== Raw data ==
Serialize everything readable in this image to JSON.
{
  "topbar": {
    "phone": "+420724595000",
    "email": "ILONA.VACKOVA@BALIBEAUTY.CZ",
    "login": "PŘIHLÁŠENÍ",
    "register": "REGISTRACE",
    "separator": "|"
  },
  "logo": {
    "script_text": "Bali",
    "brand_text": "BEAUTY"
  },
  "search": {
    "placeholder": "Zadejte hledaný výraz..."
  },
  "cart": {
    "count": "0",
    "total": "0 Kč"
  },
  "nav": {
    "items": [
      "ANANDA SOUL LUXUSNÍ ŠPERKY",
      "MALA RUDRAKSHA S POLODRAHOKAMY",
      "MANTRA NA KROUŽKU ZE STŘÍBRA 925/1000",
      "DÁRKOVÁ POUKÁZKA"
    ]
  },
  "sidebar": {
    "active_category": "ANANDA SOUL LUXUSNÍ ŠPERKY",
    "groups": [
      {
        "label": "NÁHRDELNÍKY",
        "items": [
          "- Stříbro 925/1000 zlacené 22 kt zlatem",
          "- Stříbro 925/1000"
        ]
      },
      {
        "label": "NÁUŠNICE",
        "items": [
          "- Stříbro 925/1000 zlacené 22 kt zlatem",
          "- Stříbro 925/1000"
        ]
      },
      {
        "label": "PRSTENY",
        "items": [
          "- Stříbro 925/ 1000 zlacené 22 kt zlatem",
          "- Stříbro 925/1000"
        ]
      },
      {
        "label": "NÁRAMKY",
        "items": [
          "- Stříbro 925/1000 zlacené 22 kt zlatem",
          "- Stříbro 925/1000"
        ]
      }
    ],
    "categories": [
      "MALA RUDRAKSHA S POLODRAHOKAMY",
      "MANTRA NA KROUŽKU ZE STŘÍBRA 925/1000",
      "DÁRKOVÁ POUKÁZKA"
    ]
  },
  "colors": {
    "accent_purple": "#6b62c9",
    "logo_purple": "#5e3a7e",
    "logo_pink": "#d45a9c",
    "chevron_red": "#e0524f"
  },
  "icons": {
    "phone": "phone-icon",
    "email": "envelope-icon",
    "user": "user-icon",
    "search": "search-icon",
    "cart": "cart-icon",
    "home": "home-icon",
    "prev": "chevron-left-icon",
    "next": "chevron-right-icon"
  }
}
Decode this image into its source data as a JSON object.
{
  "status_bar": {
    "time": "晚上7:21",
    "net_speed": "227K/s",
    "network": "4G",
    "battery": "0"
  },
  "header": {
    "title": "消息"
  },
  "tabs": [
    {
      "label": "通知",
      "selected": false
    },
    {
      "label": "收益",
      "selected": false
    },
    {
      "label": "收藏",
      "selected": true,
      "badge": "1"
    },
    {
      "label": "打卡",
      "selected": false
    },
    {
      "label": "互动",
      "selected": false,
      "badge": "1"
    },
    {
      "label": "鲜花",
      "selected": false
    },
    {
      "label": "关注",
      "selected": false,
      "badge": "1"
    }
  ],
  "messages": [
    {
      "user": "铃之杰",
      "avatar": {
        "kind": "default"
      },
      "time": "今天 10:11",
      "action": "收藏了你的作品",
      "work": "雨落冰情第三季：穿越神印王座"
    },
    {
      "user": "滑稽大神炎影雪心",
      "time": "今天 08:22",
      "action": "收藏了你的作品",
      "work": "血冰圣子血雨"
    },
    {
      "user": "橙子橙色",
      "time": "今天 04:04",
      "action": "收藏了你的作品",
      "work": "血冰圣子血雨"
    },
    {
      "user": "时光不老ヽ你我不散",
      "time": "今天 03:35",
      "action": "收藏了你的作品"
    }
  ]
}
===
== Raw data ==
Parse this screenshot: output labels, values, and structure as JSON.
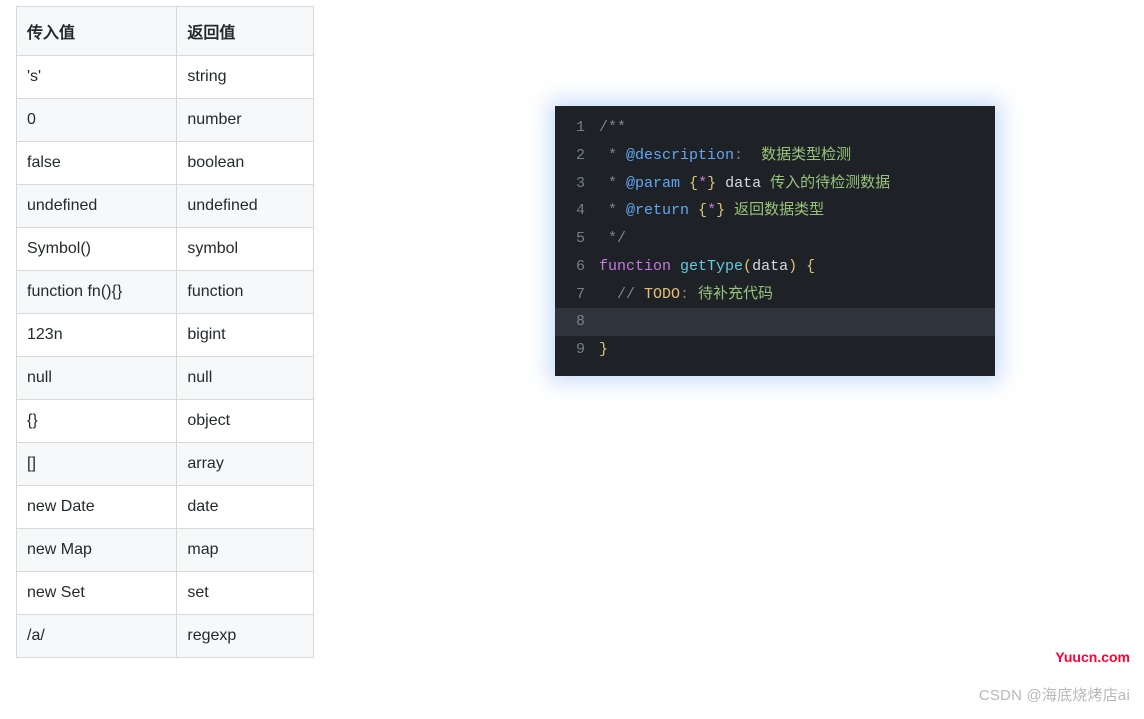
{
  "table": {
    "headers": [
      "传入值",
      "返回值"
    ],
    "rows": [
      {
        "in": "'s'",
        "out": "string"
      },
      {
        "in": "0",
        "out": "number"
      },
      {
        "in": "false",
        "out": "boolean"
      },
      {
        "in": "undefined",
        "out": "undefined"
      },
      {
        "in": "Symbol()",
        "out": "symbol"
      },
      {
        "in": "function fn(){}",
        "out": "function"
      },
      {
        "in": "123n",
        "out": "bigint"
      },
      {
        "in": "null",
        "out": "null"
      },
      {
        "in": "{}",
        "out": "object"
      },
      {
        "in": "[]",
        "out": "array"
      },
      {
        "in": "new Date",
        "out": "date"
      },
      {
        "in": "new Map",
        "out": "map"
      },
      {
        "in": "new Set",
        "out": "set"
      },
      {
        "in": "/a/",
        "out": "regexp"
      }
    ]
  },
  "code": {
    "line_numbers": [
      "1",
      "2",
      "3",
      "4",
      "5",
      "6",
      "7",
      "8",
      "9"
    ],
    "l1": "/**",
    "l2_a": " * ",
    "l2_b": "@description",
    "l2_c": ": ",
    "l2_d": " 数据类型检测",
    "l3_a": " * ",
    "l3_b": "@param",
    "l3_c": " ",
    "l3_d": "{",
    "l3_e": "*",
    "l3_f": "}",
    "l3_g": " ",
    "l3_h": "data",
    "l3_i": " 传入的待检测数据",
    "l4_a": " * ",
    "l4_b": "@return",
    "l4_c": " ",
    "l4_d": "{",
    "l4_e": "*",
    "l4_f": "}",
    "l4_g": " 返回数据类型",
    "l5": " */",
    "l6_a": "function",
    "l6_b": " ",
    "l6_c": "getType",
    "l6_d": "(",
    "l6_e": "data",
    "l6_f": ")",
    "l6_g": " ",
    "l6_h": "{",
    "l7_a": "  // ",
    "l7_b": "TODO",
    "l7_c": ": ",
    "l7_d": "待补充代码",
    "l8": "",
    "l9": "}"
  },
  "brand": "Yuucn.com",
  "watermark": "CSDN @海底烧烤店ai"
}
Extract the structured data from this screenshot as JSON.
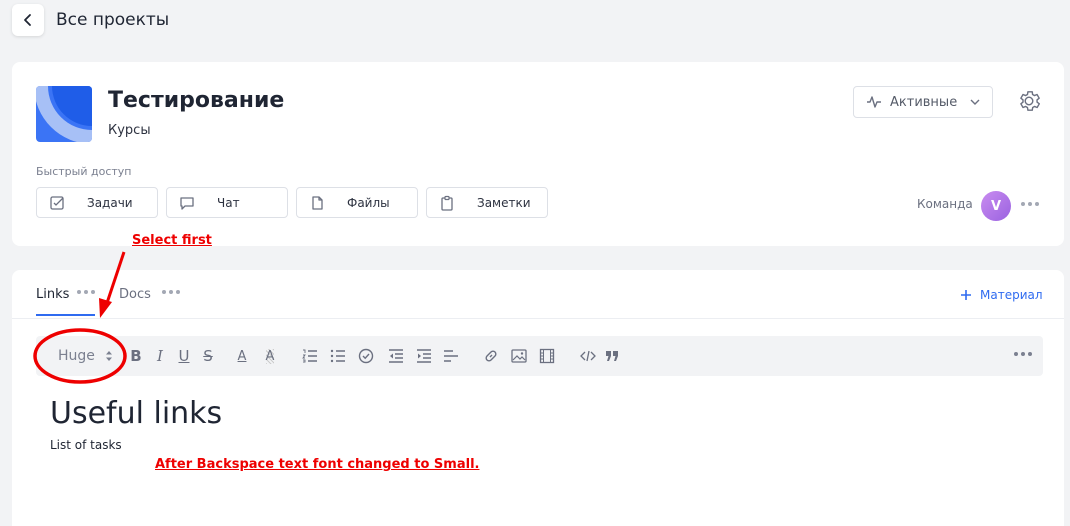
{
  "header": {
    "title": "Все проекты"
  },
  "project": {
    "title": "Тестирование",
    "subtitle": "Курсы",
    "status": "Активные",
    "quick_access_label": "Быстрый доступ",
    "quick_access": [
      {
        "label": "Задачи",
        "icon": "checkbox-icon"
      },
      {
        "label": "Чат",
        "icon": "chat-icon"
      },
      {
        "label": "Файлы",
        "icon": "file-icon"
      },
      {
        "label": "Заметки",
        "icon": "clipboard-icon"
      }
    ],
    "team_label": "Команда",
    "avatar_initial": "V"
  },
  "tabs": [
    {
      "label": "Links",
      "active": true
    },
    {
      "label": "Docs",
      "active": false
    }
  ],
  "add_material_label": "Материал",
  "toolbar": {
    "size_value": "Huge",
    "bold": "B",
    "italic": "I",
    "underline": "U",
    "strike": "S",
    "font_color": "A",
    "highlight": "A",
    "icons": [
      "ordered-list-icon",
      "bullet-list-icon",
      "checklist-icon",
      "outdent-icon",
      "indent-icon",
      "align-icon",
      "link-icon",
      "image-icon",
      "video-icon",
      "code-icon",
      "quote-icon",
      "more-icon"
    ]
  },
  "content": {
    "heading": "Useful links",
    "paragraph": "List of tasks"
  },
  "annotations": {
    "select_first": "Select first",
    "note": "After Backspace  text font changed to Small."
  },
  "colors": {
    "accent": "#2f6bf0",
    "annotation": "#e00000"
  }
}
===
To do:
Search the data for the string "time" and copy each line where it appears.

Answer to this exercise:
    "time": "晚上7:21",
      "time": "今天 10:11",
      "time": "今天 08:22",
      "time": "今天 04:04",
      "time": "今天 03:35",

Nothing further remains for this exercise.